In the new documentary Amy, a devastating look at the complicated life of British singer Amy Winehouse, we get a sense of her humor, as she throws masterful shade at both Dido and an interviewer in a 2004 Associated Press clip. She’s roughly 21, and though fame hadn’t quite gotten hold of her yet, it seems she already saw through its facade.
A longer version of that interview now lives on YouTube. Last week, the Associated Press announced it had uploaded more than 1 million minutes of news and archival footage to YouTube—in conjunction with British Movietone, a newsreel archive bookending 1895-1986—making it the “largest upload of historical news content on the video-sharing platform to date.” It’s set to include more than 500,000 videos spanning the last 120 years.
The Winehouse clip is just one of several pop-culture mile-markers included. Many of them also serve as a reminder of how openly sexist ads and entertainment used to be. Good thing that’s changed!
Here are some of the must-watch clips from the collection.
1) Muhammad Ali press conference, 1972
The boxer holds court on his 30th birthday, gives incredible advice about “whoopin’” Joe Frazier, and cuts birthday cake.
2) Isle of Wight Pop Festival, 1970
The 1970 British concert has been deemed as a disastrous collision of disorganization and ideology, but this clip zooms in more on the nascent festival culture—and the newscaster’s appraisal at the end is some very British shade. Miles Davis, Leonard Cohen, Joni Mitchell, the Who, Tiny Tim, and the Doors were among the performers, and Cohen in particular managed to channel the anger and tension floating around after five days into a transcendent performance.
3) An interview with Amy Winehouse, 2004
Fame—including how it affected Winehouse, and how those around her, including her father, pushed her to be more in the spotlight than she wanted to be—is a big part of Asif Kapadia’s doc Amy. In this clip, circa the release of debut album Frank, the interviewer asks Winehouse if she could ever see herself becoming “a diva” in “four, five years’ time.”
“I’ll be rude if I have to be rude,” she responds. “But I do that now, you know. That’s never going to change.”
4) Marilyn Monroe arrives in London, 1957
The narrator calls her the “American film star with the famous shape and the wiggly walk,” as Monroe’s shown arriving in London with then-husband Arthur Miller, for the premiere of 1957’s The Prince and the Showgirl. There have long been rumors of conflict with co-star Laurence Olivier; in this clip, the tension is palpable, though Monroe smiles through it all.
5) Salvador Dalí, 1969
We get a look at what might be on the menu at a Salvador Dalí party, and it’s about what you’d imagine.
6) The wedding of Prince Charles and Princess Diana, 1981

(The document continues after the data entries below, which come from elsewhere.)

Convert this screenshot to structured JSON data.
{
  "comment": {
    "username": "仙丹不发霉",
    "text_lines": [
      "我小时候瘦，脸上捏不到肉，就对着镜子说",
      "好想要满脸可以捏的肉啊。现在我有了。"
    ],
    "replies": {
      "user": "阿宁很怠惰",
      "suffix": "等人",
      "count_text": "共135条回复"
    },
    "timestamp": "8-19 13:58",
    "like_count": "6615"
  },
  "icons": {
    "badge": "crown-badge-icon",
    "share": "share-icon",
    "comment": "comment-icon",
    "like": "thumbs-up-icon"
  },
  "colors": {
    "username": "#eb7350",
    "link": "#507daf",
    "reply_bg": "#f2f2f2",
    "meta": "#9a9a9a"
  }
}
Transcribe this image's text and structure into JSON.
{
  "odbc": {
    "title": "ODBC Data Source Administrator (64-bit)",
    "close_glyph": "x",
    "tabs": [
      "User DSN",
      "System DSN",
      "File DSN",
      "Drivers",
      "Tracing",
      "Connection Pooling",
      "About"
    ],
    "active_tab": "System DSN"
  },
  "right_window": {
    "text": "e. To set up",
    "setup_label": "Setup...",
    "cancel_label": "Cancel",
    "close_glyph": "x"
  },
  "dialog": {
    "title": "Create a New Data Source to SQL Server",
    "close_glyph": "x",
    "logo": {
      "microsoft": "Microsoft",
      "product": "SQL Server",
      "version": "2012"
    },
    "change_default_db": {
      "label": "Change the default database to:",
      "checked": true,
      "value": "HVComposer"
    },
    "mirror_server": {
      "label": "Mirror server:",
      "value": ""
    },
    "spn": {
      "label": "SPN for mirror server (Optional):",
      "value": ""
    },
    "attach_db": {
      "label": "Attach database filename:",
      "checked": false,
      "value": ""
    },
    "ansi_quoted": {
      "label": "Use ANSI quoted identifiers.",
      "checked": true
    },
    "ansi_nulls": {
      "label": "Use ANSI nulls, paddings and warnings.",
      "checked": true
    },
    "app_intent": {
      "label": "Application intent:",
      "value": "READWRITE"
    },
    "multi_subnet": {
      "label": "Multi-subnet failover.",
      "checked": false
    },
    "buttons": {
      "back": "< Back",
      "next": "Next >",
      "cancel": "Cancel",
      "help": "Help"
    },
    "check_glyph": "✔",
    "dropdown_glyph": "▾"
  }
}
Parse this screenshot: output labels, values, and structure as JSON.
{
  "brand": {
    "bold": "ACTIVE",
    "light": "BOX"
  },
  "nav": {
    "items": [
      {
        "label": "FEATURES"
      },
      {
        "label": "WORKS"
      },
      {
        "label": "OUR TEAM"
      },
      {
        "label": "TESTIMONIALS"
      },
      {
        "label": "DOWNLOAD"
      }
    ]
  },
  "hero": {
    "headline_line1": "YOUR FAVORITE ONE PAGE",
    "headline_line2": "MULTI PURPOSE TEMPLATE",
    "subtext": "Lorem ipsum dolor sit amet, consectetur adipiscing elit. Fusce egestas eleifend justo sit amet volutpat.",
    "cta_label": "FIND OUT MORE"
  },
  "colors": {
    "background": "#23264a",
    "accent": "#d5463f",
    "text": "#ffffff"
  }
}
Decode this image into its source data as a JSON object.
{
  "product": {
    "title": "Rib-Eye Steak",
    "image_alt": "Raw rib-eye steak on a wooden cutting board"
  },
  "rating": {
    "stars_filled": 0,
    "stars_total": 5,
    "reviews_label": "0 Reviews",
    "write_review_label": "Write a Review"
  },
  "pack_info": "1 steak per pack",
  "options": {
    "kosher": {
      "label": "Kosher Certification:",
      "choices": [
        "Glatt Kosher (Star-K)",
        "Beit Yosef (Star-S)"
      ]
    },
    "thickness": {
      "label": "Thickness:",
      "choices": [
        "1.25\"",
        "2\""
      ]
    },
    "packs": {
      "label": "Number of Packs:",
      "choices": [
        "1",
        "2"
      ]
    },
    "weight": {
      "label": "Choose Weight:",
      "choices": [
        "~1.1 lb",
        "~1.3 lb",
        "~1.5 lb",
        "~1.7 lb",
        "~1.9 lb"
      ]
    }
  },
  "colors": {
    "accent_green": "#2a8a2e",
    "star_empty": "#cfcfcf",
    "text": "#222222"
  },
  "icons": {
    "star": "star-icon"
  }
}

The way British Movietone presented this 25-minute clip is almost like a sporting event: It has an austere, dramatic opening, and it’s narrated by a man doing a play-by-play of the ceremony. In essence, it gives a more elaborate context to something we’ve mostly remembered in photos and tabloids.
7) Dog walking machines, 1937
DOG WALKING MACHINES.
8) A very bizarre 1930s ad for jewelry
The “vintage glamour” section of the British Movietone YouTube channel is a goldmine of mid-century fashion trends and a barometer for the social norms of the time. Nowhere is that more apparent than this ad.
“Give her jewelry this Christmas,” the narrator blares. “That should be the slogan of every man who is a man, and not just a blaggard.” He goes on to say that a wife could use a particular necklace to “hang herself with,” and that what she really needs for Christmas is a new face—preferably a terrifying puppet-man’s. “Sexist commentary pretty typical for the time!” the video description cheerfully informs.
9) George W. Bush gets shoes thrown at him by an Iraqi journalist, 2008
Where were you when it happened?
Audra Schroeder is the Daily Dot’s senior entertainment writer, and she focuses on streaming, comedy, and music. Her work has previously appeared in the Austin Chronicle, the Dallas Observer, NPR, ESPN, Bitch, and the Village Voice. She is based in Austin, Texas.